We see the memetic approach as an evolutionary one. The principle of evolution by selection is best known from the natural selection theory developed by Darwin to explain evolution of biological organisms [10]. Dennett [15] calls this natural selection principle a universal acid: it is such a powerful concept that it bites through everything. Indeed, in this sense Darwin described only a special case of selection when he was dealing with biological evolution.

Evolutionary theories are applied in a wide variety of disciplines. As mentioned above, evolutionary theories are applied to culture, like in the work of Boyd and Richerson [1], Cavalli-Sforza [6] and Csanyi [9]. The evolution of language can be seen in analogy to biological evolution, as described by Hoenigswald and Wiener [20]. In computer sciences, genetic programming and genetic algorithms are descendants of the evolutionary view as well, for example in the work of several people at the Santa-Fe Institute (Holland [22], Kauffman [26]). Learning theories of humans, applied to individuals, groups and society can be tied to evolutionary theory, as shown in the work of Campbell [4, 5]. The work of several philosophers of science shows evolutionary views, as in Popper's [34] and Kuhn's [27] work. In addition, these views have impact on evolutionary epistemology, and are analogical to biological evolution. Evolutionary theories have been described to account for brain development by Gerald Edelman [17], and extended to the msec-to-minutes time scale of thought and action by William Calvin [2, 3].Evolutionary theory is present in the field of economy, often tied to the development of technology, as in the work of Nelson and Winter [30, 31] or to the evolution of institutions as in the work of Hodgson [19] and North [32].

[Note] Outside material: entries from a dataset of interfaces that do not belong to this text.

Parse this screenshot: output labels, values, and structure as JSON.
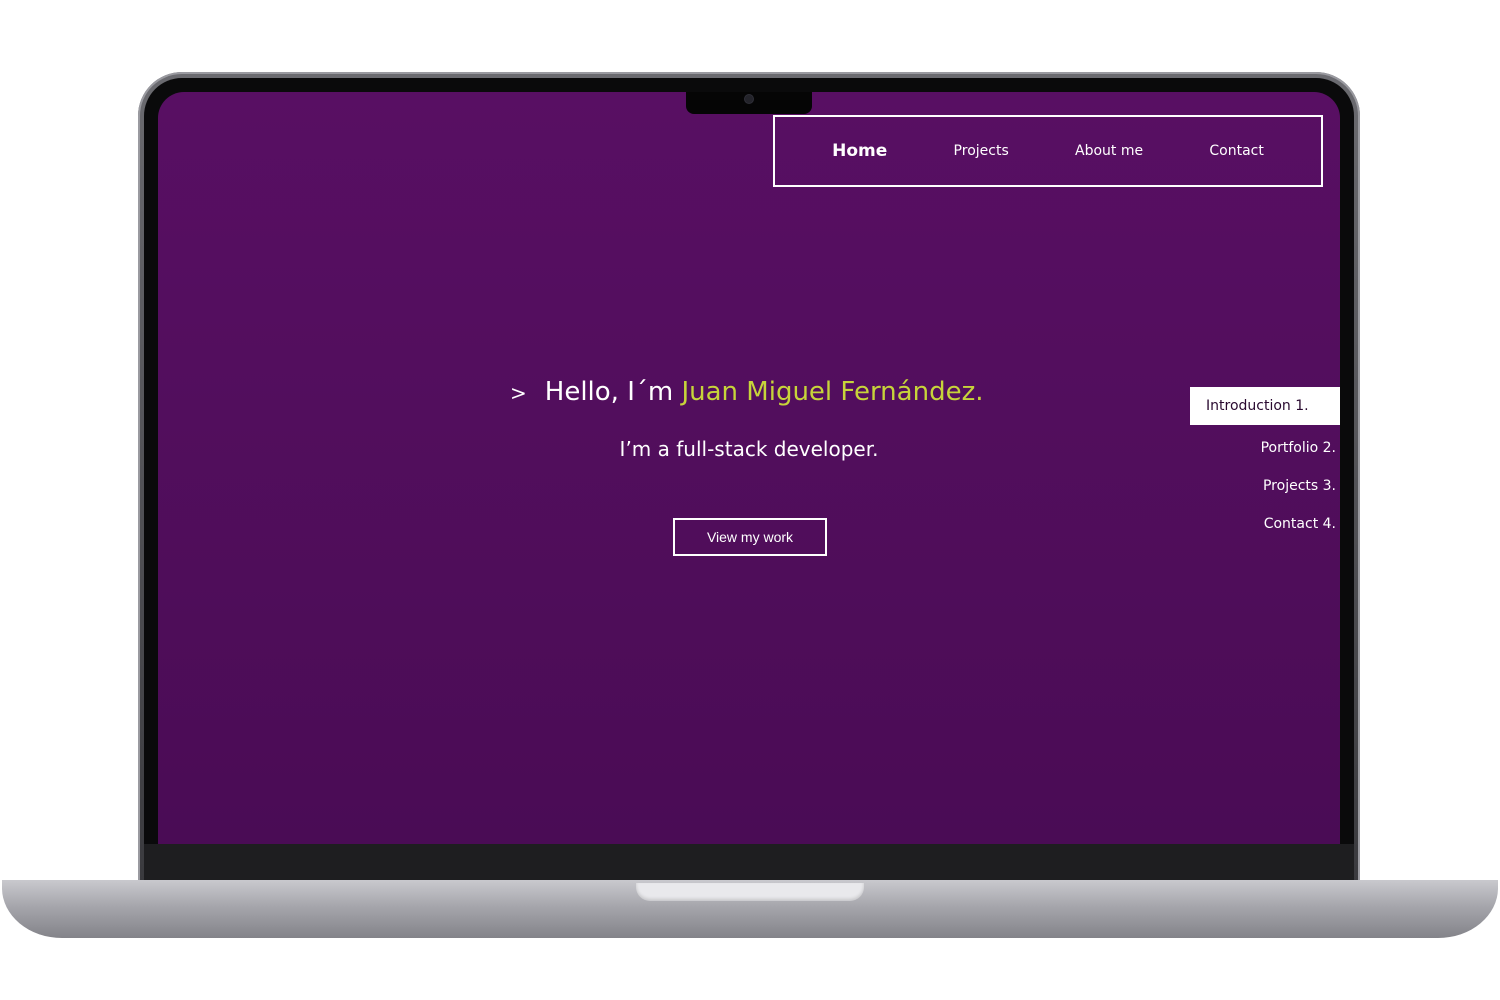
{
  "nav": {
    "items": [
      {
        "label": "Home",
        "active": true
      },
      {
        "label": "Projects",
        "active": false
      },
      {
        "label": "About me",
        "active": false
      },
      {
        "label": "Contact",
        "active": false
      }
    ]
  },
  "hero": {
    "prompt_symbol": ">",
    "greeting": "Hello, I´m ",
    "name": "Juan Miguel Fernández.",
    "subtitle": "I’m a full-stack developer.",
    "cta_label": "View my work"
  },
  "side_nav": {
    "items": [
      {
        "label": "Introduction 1.",
        "active": true
      },
      {
        "label": "Portfolio 2.",
        "active": false
      },
      {
        "label": "Projects 3.",
        "active": false
      },
      {
        "label": "Contact 4.",
        "active": false
      }
    ]
  },
  "colors": {
    "background_top": "#580f63",
    "background_bottom": "#4a0c55",
    "accent_name": "#c7d43a",
    "text": "#ffffff"
  }
}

We feel that this plethora of approaches proves the potential of evolutionary thought in all fields of human sciences. At the same time this means that there is ample opportunity to compare models of evolution, and their applications, which is one of the aims of our journal.

from : http://cfpm.org/jom-emit/overview.html